Copy every record exactly, and keep the pictures out.

** Opening MATERIALS PROVIDED block **

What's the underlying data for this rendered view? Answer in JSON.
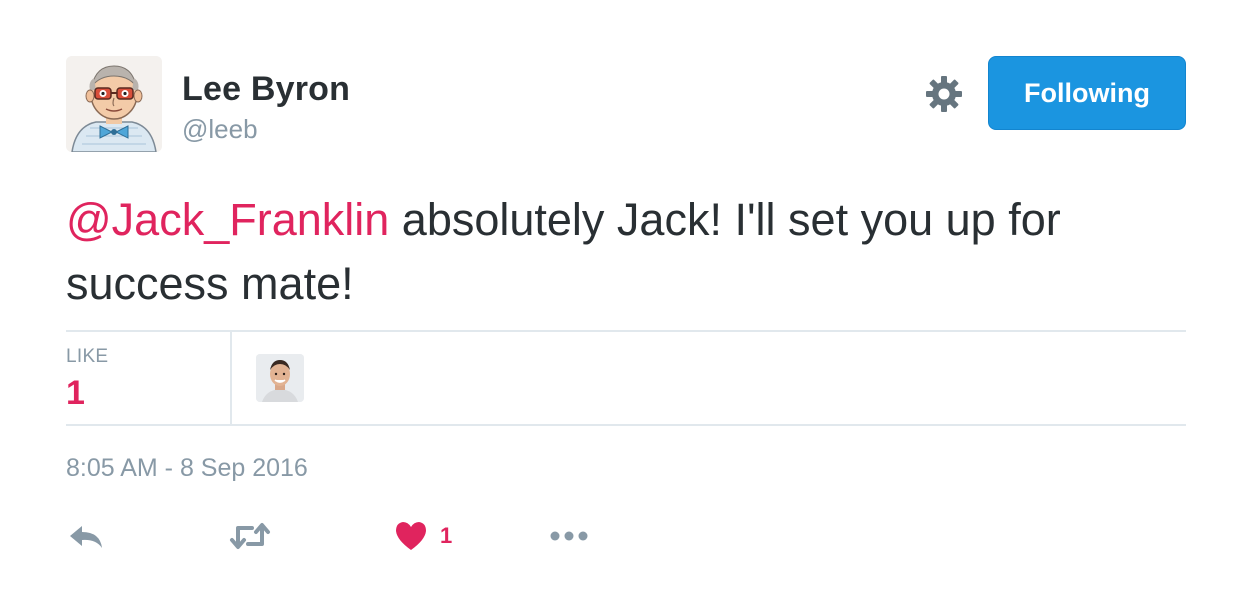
{
  "author": {
    "name": "Lee Byron",
    "handle": "@leeb"
  },
  "header": {
    "follow_button_label": "Following"
  },
  "tweet": {
    "mention": "@Jack_Franklin",
    "body": " absolutely Jack! I'll set you up for success mate!"
  },
  "stats": {
    "like_label": "LIKE",
    "like_count": "1"
  },
  "meta": {
    "timestamp": "8:05 AM - 8 Sep 2016"
  },
  "actions": {
    "like_count": "1"
  },
  "colors": {
    "accent": "#1b95e0",
    "like": "#e0245e",
    "muted": "#8899a6",
    "divider": "#e1e8ed"
  },
  "icons": [
    "gear-icon",
    "reply-icon",
    "retweet-icon",
    "heart-icon",
    "more-icon"
  ]
}
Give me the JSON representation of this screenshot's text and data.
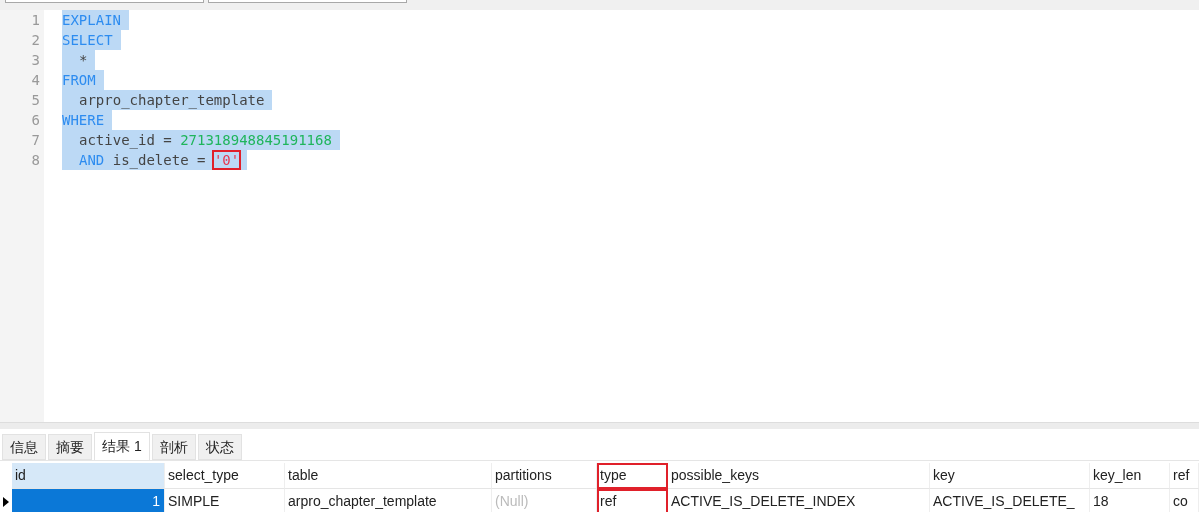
{
  "editor": {
    "lines": [
      {
        "number": "1",
        "selected": true,
        "tokens": [
          {
            "kind": "keyword",
            "text": "EXPLAIN"
          }
        ]
      },
      {
        "number": "2",
        "selected": true,
        "tokens": [
          {
            "kind": "keyword",
            "text": "SELECT"
          }
        ]
      },
      {
        "number": "3",
        "selected": true,
        "indented": true,
        "tokens": [
          {
            "kind": "plain",
            "text": "*"
          }
        ]
      },
      {
        "number": "4",
        "selected": true,
        "tokens": [
          {
            "kind": "keyword",
            "text": "FROM"
          }
        ]
      },
      {
        "number": "5",
        "selected": true,
        "indented": true,
        "tokens": [
          {
            "kind": "plain",
            "text": "arpro_chapter_template"
          }
        ]
      },
      {
        "number": "6",
        "selected": true,
        "tokens": [
          {
            "kind": "keyword",
            "text": "WHERE"
          }
        ]
      },
      {
        "number": "7",
        "selected": true,
        "indented": true,
        "tokens": [
          {
            "kind": "plain",
            "text": "active_id = "
          },
          {
            "kind": "number",
            "text": "271318948845191168"
          }
        ]
      },
      {
        "number": "8",
        "selected": true,
        "indented": true,
        "tokens": [
          {
            "kind": "keyword",
            "text": "AND"
          },
          {
            "kind": "plain",
            "text": " is_delete = "
          },
          {
            "kind": "string",
            "text": "'0'",
            "highlighted": true
          }
        ]
      }
    ]
  },
  "tabs": [
    {
      "label": "信息",
      "selected": false
    },
    {
      "label": "摘要",
      "selected": false
    },
    {
      "label": "结果 1",
      "selected": true
    },
    {
      "label": "剖析",
      "selected": false
    },
    {
      "label": "状态",
      "selected": false
    }
  ],
  "grid": {
    "columns": [
      {
        "label": "id",
        "highlighted": false
      },
      {
        "label": "select_type",
        "highlighted": false
      },
      {
        "label": "table",
        "highlighted": false
      },
      {
        "label": "partitions",
        "highlighted": false
      },
      {
        "label": "type",
        "highlighted": true
      },
      {
        "label": "possible_keys",
        "highlighted": false
      },
      {
        "label": "key",
        "highlighted": false
      },
      {
        "label": "key_len",
        "highlighted": false
      },
      {
        "label": "ref",
        "highlighted": false
      }
    ],
    "rows": [
      {
        "selected": true,
        "cells": [
          {
            "kind": "number",
            "text": "1"
          },
          {
            "kind": "text",
            "text": "SIMPLE"
          },
          {
            "kind": "text",
            "text": "arpro_chapter_template"
          },
          {
            "kind": "null",
            "text": "(Null)"
          },
          {
            "kind": "text",
            "text": "ref"
          },
          {
            "kind": "text",
            "text": "ACTIVE_IS_DELETE_INDEX"
          },
          {
            "kind": "text",
            "text": "ACTIVE_IS_DELETE_"
          },
          {
            "kind": "text",
            "text": "18"
          },
          {
            "kind": "text",
            "text": "co"
          }
        ]
      }
    ]
  }
}
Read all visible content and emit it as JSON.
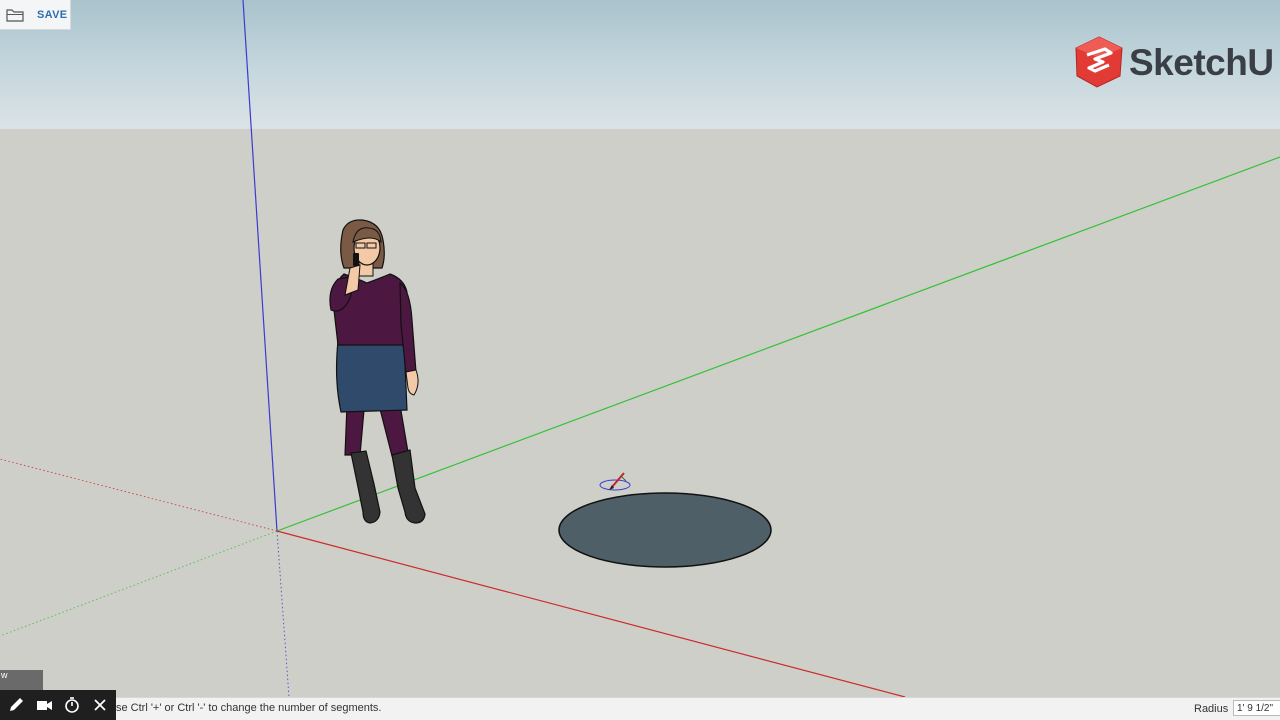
{
  "app": {
    "save_label": "SAVE",
    "logo_text": "SketchU"
  },
  "icons": {
    "save": "folder-icon",
    "logo": "sketchup-logo-icon",
    "pencil": "pencil-icon",
    "camera": "video-camera-icon",
    "timer": "stopwatch-icon",
    "close": "close-icon",
    "cursor": "circle-tool-cursor-icon"
  },
  "colors": {
    "sky_top": "#a9c3cc",
    "ground": "#cfcfca",
    "axis_blue": "#3b3bd0",
    "axis_green": "#33c233",
    "axis_red": "#cc2b2b",
    "circle_fill": "#4f5f67",
    "link_blue": "#2c6fb0",
    "logo_red": "#e23b36"
  },
  "statusbar": {
    "hint": "se Ctrl '+' or Ctrl '-' to change the number of segments.",
    "measure_label": "Radius",
    "measure_value": "1' 9 1/2\""
  },
  "recorder": {
    "tab_label": "w"
  }
}
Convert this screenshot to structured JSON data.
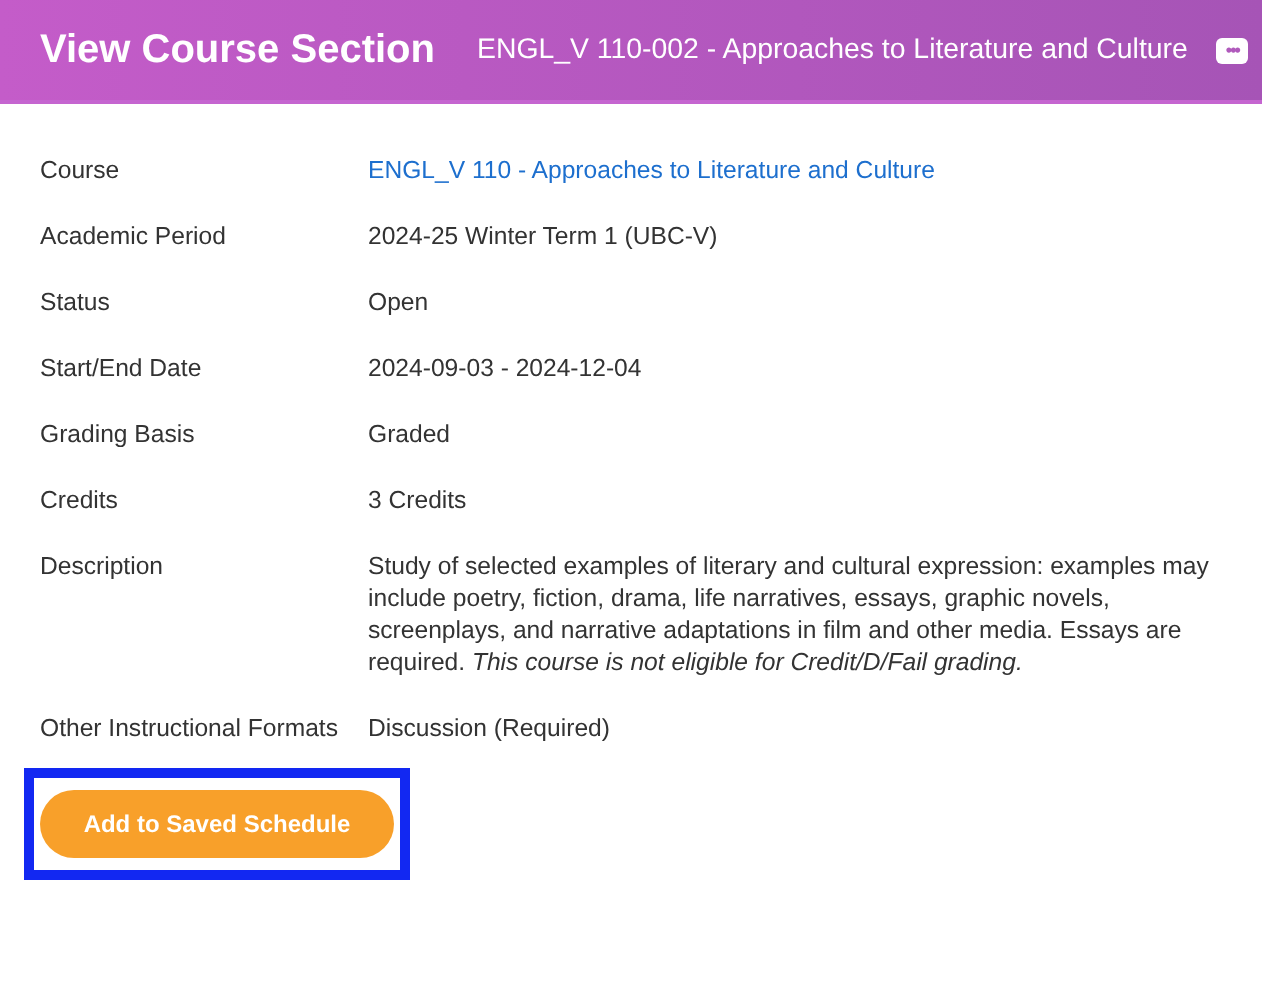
{
  "header": {
    "title": "View Course Section",
    "subtitle": "ENGL_V 110-002 - Approaches to Literature and Culture",
    "menu_button": "•••"
  },
  "fields": [
    {
      "label": "Course",
      "value": "ENGL_V 110 - Approaches to Literature and Culture",
      "kind": "link"
    },
    {
      "label": "Academic Period",
      "value": "2024-25 Winter Term 1 (UBC-V)",
      "kind": "text"
    },
    {
      "label": "Status",
      "value": "Open",
      "kind": "text"
    },
    {
      "label": "Start/End Date",
      "value": "2024-09-03 - 2024-12-04",
      "kind": "text"
    },
    {
      "label": "Grading Basis",
      "value": "Graded",
      "kind": "text"
    },
    {
      "label": "Credits",
      "value": "3 Credits",
      "kind": "text"
    },
    {
      "label": "Description",
      "value": "Study of selected examples of literary and cultural expression: examples may include poetry, fiction, drama, life narratives, essays, graphic novels, screenplays, and narrative adaptations in film and other media. Essays are required. *This course is not eligible for Credit/D/Fail grading.*",
      "kind": "text"
    },
    {
      "label": "Other Instructional Formats",
      "value": "Discussion (Required)",
      "kind": "text"
    }
  ],
  "action_button": {
    "label": "Add to Saved Schedule",
    "highlighted": true
  }
}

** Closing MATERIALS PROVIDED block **

[SOLUTION TO THIS PROBLEM]
What's the underlying data for this rendered view? Answer in JSON.
{
  "author": {
    "name": "Lee Byron",
    "handle": "@leeb"
  },
  "header": {
    "follow_button_label": "Following"
  },
  "tweet": {
    "mention": "@Jack_Franklin",
    "body": " absolutely Jack! I'll set you up for success mate!"
  },
  "stats": {
    "like_label": "LIKE",
    "like_count": "1"
  },
  "meta": {
    "timestamp": "8:05 AM - 8 Sep 2016"
  },
  "actions": {
    "like_count": "1"
  },
  "colors": {
    "accent": "#1b95e0",
    "like": "#e0245e",
    "muted": "#8899a6",
    "divider": "#e1e8ed"
  },
  "icons": [
    "gear-icon",
    "reply-icon",
    "retweet-icon",
    "heart-icon",
    "more-icon"
  ]
}
Give me the JSON representation of this screenshot's text and data.
{
  "editor": {
    "lines": [
      {
        "number": "1",
        "selected": true,
        "tokens": [
          {
            "kind": "keyword",
            "text": "EXPLAIN"
          }
        ]
      },
      {
        "number": "2",
        "selected": true,
        "tokens": [
          {
            "kind": "keyword",
            "text": "SELECT"
          }
        ]
      },
      {
        "number": "3",
        "selected": true,
        "indented": true,
        "tokens": [
          {
            "kind": "plain",
            "text": "*"
          }
        ]
      },
      {
        "number": "4",
        "selected": true,
        "tokens": [
          {
            "kind": "keyword",
            "text": "FROM"
          }
        ]
      },
      {
        "number": "5",
        "selected": true,
        "indented": true,
        "tokens": [
          {
            "kind": "plain",
            "text": "arpro_chapter_template"
          }
        ]
      },
      {
        "number": "6",
        "selected": true,
        "tokens": [
          {
            "kind": "keyword",
            "text": "WHERE"
          }
        ]
      },
      {
        "number": "7",
        "selected": true,
        "indented": true,
        "tokens": [
          {
            "kind": "plain",
            "text": "active_id = "
          },
          {
            "kind": "number",
            "text": "271318948845191168"
          }
        ]
      },
      {
        "number": "8",
        "selected": true,
        "indented": true,
        "tokens": [
          {
            "kind": "keyword",
            "text": "AND"
          },
          {
            "kind": "plain",
            "text": " is_delete = "
          },
          {
            "kind": "string",
            "text": "'0'",
            "highlighted": true
          }
        ]
      }
    ]
  },
  "tabs": [
    {
      "label": "信息",
      "selected": false
    },
    {
      "label": "摘要",
      "selected": false
    },
    {
      "label": "结果 1",
      "selected": true
    },
    {
      "label": "剖析",
      "selected": false
    },
    {
      "label": "状态",
      "selected": false
    }
  ],
  "grid": {
    "columns": [
      {
        "label": "id",
        "highlighted": false
      },
      {
        "label": "select_type",
        "highlighted": false
      },
      {
        "label": "table",
        "highlighted": false
      },
      {
        "label": "partitions",
        "highlighted": false
      },
      {
        "label": "type",
        "highlighted": true
      },
      {
        "label": "possible_keys",
        "highlighted": false
      },
      {
        "label": "key",
        "highlighted": false
      },
      {
        "label": "key_len",
        "highlighted": false
      },
      {
        "label": "ref",
        "highlighted": false
      }
    ],
    "rows": [
      {
        "selected": true,
        "cells": [
          {
            "kind": "number",
            "text": "1"
          },
          {
            "kind": "text",
            "text": "SIMPLE"
          },
          {
            "kind": "text",
            "text": "arpro_chapter_template"
          },
          {
            "kind": "null",
            "text": "(Null)"
          },
          {
            "kind": "text",
            "text": "ref"
          },
          {
            "kind": "text",
            "text": "ACTIVE_IS_DELETE_INDEX"
          },
          {
            "kind": "text",
            "text": "ACTIVE_IS_DELETE_"
          },
          {
            "kind": "text",
            "text": "18"
          },
          {
            "kind": "text",
            "text": "co"
          }
        ]
      }
    ]
  }
}
Read all visible content and emit it as JSON.
{
  "app": {
    "save_label": "SAVE",
    "logo_text": "SketchU"
  },
  "icons": {
    "save": "folder-icon",
    "logo": "sketchup-logo-icon",
    "pencil": "pencil-icon",
    "camera": "video-camera-icon",
    "timer": "stopwatch-icon",
    "close": "close-icon",
    "cursor": "circle-tool-cursor-icon"
  },
  "colors": {
    "sky_top": "#a9c3cc",
    "ground": "#cfcfca",
    "axis_blue": "#3b3bd0",
    "axis_green": "#33c233",
    "axis_red": "#cc2b2b",
    "circle_fill": "#4f5f67",
    "link_blue": "#2c6fb0",
    "logo_red": "#e23b36"
  },
  "statusbar": {
    "hint": "se Ctrl '+' or Ctrl '-' to change the number of segments.",
    "measure_label": "Radius",
    "measure_value": "1' 9 1/2\""
  },
  "recorder": {
    "tab_label": "w"
  }
}
Convert this screenshot to structured JSON data.
{
  "header": {
    "title": "View Course Section",
    "subtitle": "ENGL_V 110-002 - Approaches to Literature and Culture",
    "menu_button": "•••"
  },
  "fields": [
    {
      "label": "Course",
      "value": "ENGL_V 110 - Approaches to Literature and Culture",
      "kind": "link"
    },
    {
      "label": "Academic Period",
      "value": "2024-25 Winter Term 1 (UBC-V)",
      "kind": "text"
    },
    {
      "label": "Status",
      "value": "Open",
      "kind": "text"
    },
    {
      "label": "Start/End Date",
      "value": "2024-09-03 - 2024-12-04",
      "kind": "text"
    },
    {
      "label": "Grading Basis",
      "value": "Graded",
      "kind": "text"
    },
    {
      "label": "Credits",
      "value": "3 Credits",
      "kind": "text"
    },
    {
      "label": "Description",
      "value": "Study of selected examples of literary and cultural expression: examples may include poetry, fiction, drama, life narratives, essays, graphic novels, screenplays, and narrative adaptations in film and other media. Essays are required. *This course is not eligible for Credit/D/Fail grading.*",
      "kind": "text"
    },
    {
      "label": "Other Instructional Formats",
      "value": "Discussion (Required)",
      "kind": "text"
    }
  ],
  "action_button": {
    "label": "Add to Saved Schedule",
    "highlighted": true
  }
}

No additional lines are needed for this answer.